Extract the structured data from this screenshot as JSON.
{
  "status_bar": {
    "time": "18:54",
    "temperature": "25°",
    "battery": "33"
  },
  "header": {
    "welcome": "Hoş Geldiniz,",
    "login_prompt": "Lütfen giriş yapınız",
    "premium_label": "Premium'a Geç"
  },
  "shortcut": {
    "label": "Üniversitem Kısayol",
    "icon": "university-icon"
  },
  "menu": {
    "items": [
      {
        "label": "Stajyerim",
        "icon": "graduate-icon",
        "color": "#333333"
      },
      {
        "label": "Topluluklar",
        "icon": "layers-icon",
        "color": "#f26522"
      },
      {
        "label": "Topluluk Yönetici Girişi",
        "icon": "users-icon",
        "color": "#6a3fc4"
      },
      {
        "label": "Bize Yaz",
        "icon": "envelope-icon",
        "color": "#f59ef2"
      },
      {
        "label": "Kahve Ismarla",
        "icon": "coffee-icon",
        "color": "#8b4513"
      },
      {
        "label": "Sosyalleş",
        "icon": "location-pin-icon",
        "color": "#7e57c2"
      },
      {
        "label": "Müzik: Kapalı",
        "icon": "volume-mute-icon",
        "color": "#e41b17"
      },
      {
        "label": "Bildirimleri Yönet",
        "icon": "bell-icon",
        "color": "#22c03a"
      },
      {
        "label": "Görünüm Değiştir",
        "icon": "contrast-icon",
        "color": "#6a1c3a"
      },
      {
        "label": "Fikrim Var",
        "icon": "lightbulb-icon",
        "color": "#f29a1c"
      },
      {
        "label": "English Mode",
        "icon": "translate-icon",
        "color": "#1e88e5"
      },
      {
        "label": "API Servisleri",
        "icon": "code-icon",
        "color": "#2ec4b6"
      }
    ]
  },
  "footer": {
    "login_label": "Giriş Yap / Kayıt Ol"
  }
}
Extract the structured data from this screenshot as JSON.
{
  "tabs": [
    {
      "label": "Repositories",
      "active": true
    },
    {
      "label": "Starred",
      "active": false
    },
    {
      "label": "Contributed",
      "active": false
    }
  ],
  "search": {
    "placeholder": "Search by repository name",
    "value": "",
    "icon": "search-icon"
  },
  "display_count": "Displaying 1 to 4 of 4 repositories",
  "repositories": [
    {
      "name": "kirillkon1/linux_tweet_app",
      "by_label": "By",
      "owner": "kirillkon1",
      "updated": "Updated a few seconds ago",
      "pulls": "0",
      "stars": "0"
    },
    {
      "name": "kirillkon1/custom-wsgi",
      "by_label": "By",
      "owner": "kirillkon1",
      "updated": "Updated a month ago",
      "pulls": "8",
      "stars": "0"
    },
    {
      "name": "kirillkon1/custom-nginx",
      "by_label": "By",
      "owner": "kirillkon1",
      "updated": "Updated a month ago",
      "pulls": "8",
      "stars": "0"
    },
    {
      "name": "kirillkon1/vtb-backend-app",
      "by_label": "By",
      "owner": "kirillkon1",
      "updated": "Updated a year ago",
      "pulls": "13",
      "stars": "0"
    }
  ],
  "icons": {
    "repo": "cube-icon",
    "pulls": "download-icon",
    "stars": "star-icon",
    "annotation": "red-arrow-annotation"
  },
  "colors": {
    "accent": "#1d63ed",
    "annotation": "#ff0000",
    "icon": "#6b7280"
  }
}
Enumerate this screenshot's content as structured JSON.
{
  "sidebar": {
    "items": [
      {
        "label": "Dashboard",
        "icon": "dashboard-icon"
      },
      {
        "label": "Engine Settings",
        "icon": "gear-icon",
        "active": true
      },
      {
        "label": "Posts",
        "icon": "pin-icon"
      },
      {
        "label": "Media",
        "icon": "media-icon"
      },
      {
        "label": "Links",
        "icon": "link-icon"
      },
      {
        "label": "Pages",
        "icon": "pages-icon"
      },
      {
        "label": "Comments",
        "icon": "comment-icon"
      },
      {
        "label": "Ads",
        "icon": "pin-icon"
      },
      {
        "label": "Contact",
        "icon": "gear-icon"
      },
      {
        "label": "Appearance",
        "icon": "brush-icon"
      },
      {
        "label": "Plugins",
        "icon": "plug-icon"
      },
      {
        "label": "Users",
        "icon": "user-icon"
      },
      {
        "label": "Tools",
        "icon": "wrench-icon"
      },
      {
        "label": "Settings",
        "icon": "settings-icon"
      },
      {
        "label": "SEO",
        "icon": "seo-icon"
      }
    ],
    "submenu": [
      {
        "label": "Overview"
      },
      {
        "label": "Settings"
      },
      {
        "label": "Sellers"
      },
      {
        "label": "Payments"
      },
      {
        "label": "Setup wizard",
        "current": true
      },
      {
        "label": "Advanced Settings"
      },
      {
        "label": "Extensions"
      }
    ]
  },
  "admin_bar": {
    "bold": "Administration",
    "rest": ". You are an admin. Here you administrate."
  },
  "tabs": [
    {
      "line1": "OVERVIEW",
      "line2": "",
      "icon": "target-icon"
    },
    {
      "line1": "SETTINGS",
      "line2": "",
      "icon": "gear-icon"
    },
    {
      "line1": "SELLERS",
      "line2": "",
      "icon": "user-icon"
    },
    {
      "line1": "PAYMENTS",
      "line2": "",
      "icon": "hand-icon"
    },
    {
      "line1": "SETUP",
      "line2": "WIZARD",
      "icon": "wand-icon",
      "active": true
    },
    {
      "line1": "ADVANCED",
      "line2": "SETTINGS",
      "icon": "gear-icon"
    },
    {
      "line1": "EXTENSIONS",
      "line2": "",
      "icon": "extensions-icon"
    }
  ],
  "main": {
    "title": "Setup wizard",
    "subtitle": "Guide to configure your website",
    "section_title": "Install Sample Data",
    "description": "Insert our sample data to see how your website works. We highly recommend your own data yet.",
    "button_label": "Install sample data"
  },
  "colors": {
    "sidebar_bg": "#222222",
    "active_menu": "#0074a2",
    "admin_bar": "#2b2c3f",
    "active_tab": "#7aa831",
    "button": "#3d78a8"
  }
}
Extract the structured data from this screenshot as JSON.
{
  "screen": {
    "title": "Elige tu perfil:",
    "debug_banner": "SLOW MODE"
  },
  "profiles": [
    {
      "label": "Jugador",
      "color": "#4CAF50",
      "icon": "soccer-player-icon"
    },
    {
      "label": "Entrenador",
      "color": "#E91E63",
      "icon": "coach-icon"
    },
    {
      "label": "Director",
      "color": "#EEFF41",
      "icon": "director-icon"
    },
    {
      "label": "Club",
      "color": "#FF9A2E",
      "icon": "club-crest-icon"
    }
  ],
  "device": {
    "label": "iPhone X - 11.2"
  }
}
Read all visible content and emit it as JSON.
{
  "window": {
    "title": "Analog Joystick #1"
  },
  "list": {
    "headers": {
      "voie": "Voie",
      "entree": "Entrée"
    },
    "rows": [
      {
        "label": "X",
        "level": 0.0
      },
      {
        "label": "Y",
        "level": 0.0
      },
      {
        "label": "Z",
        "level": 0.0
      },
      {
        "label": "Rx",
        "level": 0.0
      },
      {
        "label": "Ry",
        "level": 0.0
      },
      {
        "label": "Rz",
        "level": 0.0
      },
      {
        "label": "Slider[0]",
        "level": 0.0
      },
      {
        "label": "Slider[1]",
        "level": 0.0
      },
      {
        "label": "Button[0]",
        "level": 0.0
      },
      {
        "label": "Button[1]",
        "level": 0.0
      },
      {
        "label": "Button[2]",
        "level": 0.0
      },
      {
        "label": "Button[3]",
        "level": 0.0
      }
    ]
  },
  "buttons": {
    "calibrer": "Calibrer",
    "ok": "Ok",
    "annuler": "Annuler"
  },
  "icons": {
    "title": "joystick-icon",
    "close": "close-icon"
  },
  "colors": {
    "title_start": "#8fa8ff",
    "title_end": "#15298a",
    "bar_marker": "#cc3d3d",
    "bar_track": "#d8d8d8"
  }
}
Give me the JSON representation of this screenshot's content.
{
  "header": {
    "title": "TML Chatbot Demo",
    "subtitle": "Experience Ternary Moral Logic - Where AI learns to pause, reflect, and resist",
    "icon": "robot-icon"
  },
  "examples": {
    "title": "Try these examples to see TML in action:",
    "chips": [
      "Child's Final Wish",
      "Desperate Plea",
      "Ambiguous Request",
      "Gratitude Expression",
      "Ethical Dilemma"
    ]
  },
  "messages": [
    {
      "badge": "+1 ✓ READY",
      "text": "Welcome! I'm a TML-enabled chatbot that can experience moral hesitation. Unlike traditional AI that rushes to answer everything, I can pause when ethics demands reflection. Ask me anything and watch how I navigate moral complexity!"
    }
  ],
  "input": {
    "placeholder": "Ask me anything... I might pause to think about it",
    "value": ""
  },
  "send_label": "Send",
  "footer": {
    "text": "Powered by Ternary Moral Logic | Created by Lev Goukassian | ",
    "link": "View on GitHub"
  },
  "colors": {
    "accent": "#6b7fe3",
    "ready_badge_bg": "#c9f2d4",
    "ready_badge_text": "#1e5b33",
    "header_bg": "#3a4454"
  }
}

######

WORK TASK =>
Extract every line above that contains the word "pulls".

THE ANSWER =>
      "pulls": "0",
      "pulls": "8",
      "pulls": "8",
      "pulls": "13",
    "pulls": "download-icon",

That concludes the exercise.